## What you should do
Pick each line containing the word "Door" out of the data below.

## Excerpted data
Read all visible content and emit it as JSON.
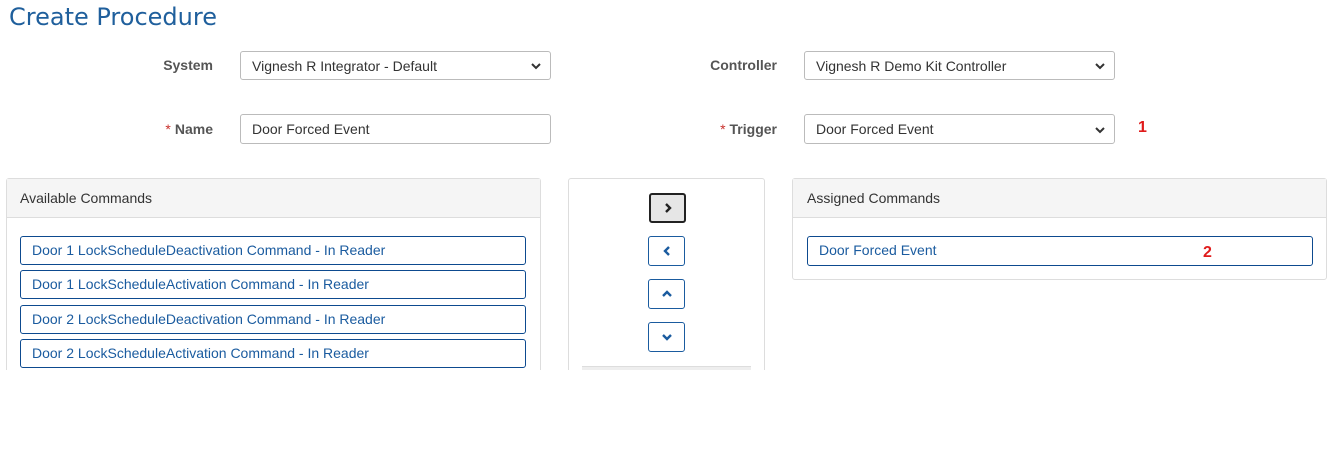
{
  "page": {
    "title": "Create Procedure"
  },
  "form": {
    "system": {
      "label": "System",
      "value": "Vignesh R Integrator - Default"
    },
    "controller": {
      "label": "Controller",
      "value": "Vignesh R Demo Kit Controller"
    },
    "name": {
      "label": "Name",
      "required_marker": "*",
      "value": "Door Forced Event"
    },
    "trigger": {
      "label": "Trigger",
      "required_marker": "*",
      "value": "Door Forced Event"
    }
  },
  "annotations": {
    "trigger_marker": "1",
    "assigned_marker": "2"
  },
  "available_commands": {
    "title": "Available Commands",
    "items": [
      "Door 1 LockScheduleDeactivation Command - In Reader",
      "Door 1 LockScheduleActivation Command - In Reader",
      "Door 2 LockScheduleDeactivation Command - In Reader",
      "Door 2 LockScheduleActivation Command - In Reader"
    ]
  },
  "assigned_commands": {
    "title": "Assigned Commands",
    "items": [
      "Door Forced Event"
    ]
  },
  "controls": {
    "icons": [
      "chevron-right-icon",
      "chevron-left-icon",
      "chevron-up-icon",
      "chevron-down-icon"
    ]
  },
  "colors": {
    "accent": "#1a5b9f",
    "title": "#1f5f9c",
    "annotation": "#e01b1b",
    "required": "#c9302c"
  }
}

## Response for this exercise
      "value": "Door Forced Event"
      "value": "Door Forced Event"
      "Door 1 LockScheduleDeactivation Command - In Reader",
      "Door 1 LockScheduleActivation Command - In Reader",
      "Door 2 LockScheduleDeactivation Command - In Reader",
      "Door 2 LockScheduleActivation Command - In Reader"
      "Door Forced Event"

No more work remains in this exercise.